The Full System Drive Benchmark and the Quick System Drive Benchmark. The Full System Drive Benchmark writes 204 GB of data over the duration of the test. The Quick System Drive Benchmark writes 23 GB of data over the duration of the test. These tests directly correlate with mainstream user experience.
PCMark 10 Full System Drive Benchmark
Sorry WD Black, it's been a nice run, but Plextor's newest is the new sheriff in town. This is real performance that really matters, and Plextor's newest has proven itself as Elite. Not by a razor-thin margin either, but by TON. We could comfortably stop here and declare the MP10 our new performance champion, but WAIT, THERE'S MORE.
PCMark 10 Quick System Drive Benchmark
If we had to choose the most impressive result we've seen to date for any flash-based SSD on any benchmark we've ever run, this result is without question the one. This is unadulterated domination, TweakTown Elite performance without equal or even close to equal. Look at the difference between the VP4300 and our current test subject. Both have the same controller, but one is arrayed with Kioxia BiCS 96Layer TLC and the other with 96Layer Micron TLC.
Real performance, not marketing eye candy, is kind of a common thread we've seen over the years from every drive we've crowned performance champion. We can't think of any overall performance champion that has been, at the same time, synthetic eye candy champion. For whatever reason, this has never occurred. In the case of the latest crop of InnoGrit PCIe Gen4 controlled SSDs, everyone, except Plextor, has been chasing the sequential eye candy that comes inherently with 96Layer Micron TLC. From a marketing perspective, it will probably sell more SSDs to the uninformed masses, so it's likely the right move in terms of monetary motivation.
Now whether or not Plextor is employing Kioxia BiCS 4 because they care about real performance or whether it be because they are owned by Toshiba and are in a way tied at the hip to Kioxia, it doesn't really matter. What matters is that Plextor's M10P has given us our first taste of InnoGrit's IG5236 Gen4 controller paired with a BiCS 4 flash array. Now can others just dial up this combination with the kind of success Plextor has accomplished with the M10P? We have our doubts because Plextor has shown themselves capable of taking the same hardware employed by competitors and turning out something that delivers much more. Time will tell.

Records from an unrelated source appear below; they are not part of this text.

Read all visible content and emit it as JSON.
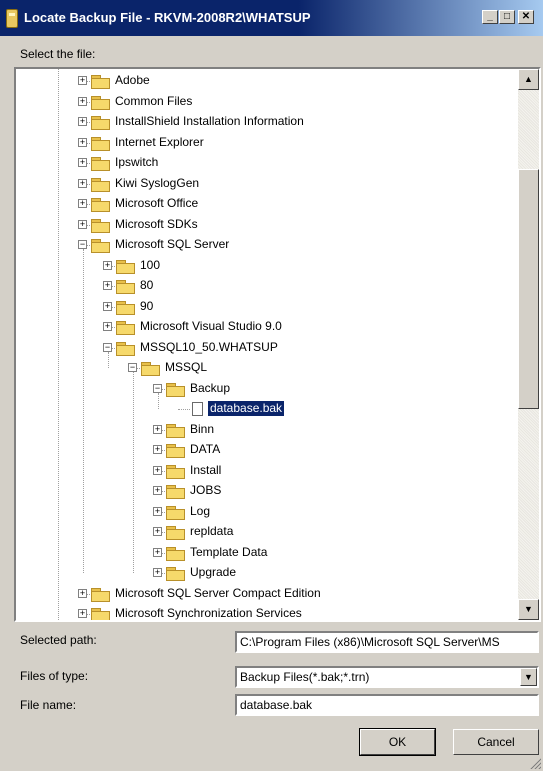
{
  "window": {
    "title": "Locate Backup File - RKVM-2008R2\\WHATSUP"
  },
  "title_buttons": {
    "minimize": "_",
    "maximize": "□",
    "close": "✕"
  },
  "labels": {
    "select_file": "Select the file:"
  },
  "tree": {
    "nodes": [
      {
        "label": "Adobe",
        "level": 0,
        "expander": "+"
      },
      {
        "label": "Common Files",
        "level": 0,
        "expander": "+"
      },
      {
        "label": "InstallShield Installation Information",
        "level": 0,
        "expander": "+"
      },
      {
        "label": "Internet Explorer",
        "level": 0,
        "expander": "+"
      },
      {
        "label": "Ipswitch",
        "level": 0,
        "expander": "+"
      },
      {
        "label": "Kiwi SyslogGen",
        "level": 0,
        "expander": "+"
      },
      {
        "label": "Microsoft Office",
        "level": 0,
        "expander": "+"
      },
      {
        "label": "Microsoft SDKs",
        "level": 0,
        "expander": "+"
      },
      {
        "label": "Microsoft SQL Server",
        "level": 0,
        "expander": "−"
      },
      {
        "label": "100",
        "level": 1,
        "expander": "+"
      },
      {
        "label": "80",
        "level": 1,
        "expander": "+"
      },
      {
        "label": "90",
        "level": 1,
        "expander": "+"
      },
      {
        "label": "Microsoft Visual Studio 9.0",
        "level": 1,
        "expander": "+"
      },
      {
        "label": "MSSQL10_50.WHATSUP",
        "level": 1,
        "expander": "−"
      },
      {
        "label": "MSSQL",
        "level": 2,
        "expander": "−"
      },
      {
        "label": "Backup",
        "level": 3,
        "expander": "−"
      },
      {
        "label": "database.bak",
        "level": 4,
        "expander": "",
        "type": "file",
        "selected": true
      },
      {
        "label": "Binn",
        "level": 3,
        "expander": "+"
      },
      {
        "label": "DATA",
        "level": 3,
        "expander": "+"
      },
      {
        "label": "Install",
        "level": 3,
        "expander": "+"
      },
      {
        "label": "JOBS",
        "level": 3,
        "expander": "+"
      },
      {
        "label": "Log",
        "level": 3,
        "expander": "+"
      },
      {
        "label": "repldata",
        "level": 3,
        "expander": "+"
      },
      {
        "label": "Template Data",
        "level": 3,
        "expander": "+"
      },
      {
        "label": "Upgrade",
        "level": 3,
        "expander": "+"
      },
      {
        "label": "Microsoft SQL Server Compact Edition",
        "level": 0,
        "expander": "+"
      },
      {
        "label": "Microsoft Synchronization Services",
        "level": 0,
        "expander": "+"
      }
    ]
  },
  "scrollbar": {
    "up": "▲",
    "down": "▼"
  },
  "form": {
    "selected_path_label": "Selected path:",
    "selected_path_value": "C:\\Program Files (x86)\\Microsoft SQL Server\\MS",
    "files_of_type_label": "Files of type:",
    "files_of_type_value": "Backup Files(*.bak;*.trn)",
    "file_name_label": "File name:",
    "file_name_value": "database.bak",
    "combo_arrow": "▼"
  },
  "buttons": {
    "ok": "OK",
    "cancel": "Cancel"
  },
  "colors": {
    "title_bar": "#0a246a",
    "selection": "#0a246a",
    "dialog_bg": "#d4d0c8",
    "folder": "#f6d96b"
  },
  "icons": {
    "title": "backup-file-icon",
    "folder": "folder-icon",
    "file": "document-icon"
  }
}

We rank SSDs in terms of overall user experience (performance where it matters most) as expressed by PCMark 10 storage tests. We consider a user experience score of over 7K to verify an SSD as TweakTown Elite. We aren't sure what to call a score of 9.8K, maybe Elite of the Elite? Whatever we decide to call it, one thing is glaringly apparent, and that is the M10P stands head and shoulders above everyone where it matters most.

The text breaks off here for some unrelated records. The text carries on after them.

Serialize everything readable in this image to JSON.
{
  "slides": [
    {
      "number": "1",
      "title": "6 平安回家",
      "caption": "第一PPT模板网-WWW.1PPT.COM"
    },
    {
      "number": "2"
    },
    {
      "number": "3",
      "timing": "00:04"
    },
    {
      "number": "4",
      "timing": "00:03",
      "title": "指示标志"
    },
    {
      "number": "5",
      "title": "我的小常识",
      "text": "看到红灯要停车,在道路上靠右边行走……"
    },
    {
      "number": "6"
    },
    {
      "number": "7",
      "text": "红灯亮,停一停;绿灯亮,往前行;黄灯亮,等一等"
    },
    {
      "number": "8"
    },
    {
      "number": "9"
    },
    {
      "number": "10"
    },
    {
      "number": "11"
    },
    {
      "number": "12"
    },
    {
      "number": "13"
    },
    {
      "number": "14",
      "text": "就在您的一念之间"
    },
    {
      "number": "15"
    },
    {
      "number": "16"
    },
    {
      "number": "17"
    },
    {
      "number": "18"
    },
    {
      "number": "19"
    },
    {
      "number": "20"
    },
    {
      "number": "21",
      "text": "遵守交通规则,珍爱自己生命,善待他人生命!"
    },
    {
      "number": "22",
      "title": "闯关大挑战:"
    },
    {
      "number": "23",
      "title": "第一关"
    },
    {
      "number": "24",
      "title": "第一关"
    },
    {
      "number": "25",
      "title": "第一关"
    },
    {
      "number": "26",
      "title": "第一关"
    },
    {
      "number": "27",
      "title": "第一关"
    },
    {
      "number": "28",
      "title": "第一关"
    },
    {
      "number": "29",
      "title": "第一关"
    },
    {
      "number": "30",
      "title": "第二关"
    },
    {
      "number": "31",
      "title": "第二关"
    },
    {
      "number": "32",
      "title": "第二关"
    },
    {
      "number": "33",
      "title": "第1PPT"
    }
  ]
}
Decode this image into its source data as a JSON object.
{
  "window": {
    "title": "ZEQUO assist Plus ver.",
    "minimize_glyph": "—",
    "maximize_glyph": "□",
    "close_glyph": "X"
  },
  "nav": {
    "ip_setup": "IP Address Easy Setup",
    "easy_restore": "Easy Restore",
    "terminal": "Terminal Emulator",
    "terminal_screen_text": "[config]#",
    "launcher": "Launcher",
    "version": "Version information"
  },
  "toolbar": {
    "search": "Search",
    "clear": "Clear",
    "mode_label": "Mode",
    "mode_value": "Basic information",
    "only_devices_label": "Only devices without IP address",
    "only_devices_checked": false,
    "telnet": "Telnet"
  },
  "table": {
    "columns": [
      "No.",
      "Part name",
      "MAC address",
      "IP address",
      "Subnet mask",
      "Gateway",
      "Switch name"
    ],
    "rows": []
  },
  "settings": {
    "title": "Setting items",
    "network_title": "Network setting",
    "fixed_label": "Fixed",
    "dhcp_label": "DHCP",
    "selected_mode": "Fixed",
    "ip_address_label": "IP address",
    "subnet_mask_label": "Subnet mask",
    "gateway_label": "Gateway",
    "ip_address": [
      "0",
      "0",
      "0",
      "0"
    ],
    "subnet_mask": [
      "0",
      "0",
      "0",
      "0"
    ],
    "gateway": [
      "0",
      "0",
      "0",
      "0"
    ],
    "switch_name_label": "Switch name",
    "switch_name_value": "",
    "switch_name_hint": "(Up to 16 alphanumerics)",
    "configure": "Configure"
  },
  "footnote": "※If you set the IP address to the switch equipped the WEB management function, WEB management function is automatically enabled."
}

Plextor's M10P is clearly the performance leader, but currently, it's not available for purchase in the Americas, so getting your hands on one is somewhat of a question mark. We believe the drive will be sold in our hemisphere in the near future, but we cannot say for certain. It is currently available in certain Asian markets. Whatever the case may ultimately be, we are satisfied to have found the new performance champion. Now its reign may be very short-lived because we have on its way a drive that we speculate will perform even better. That drive? The 1TB Plextor M10P. If it follows the established pattern set forth by other BiCS 4 based SSDs, the 1TB model will be significantly faster. We shall soon see.
- Single Sided
- User Experience
The Bottom Line
The new performance champion. Need we say more?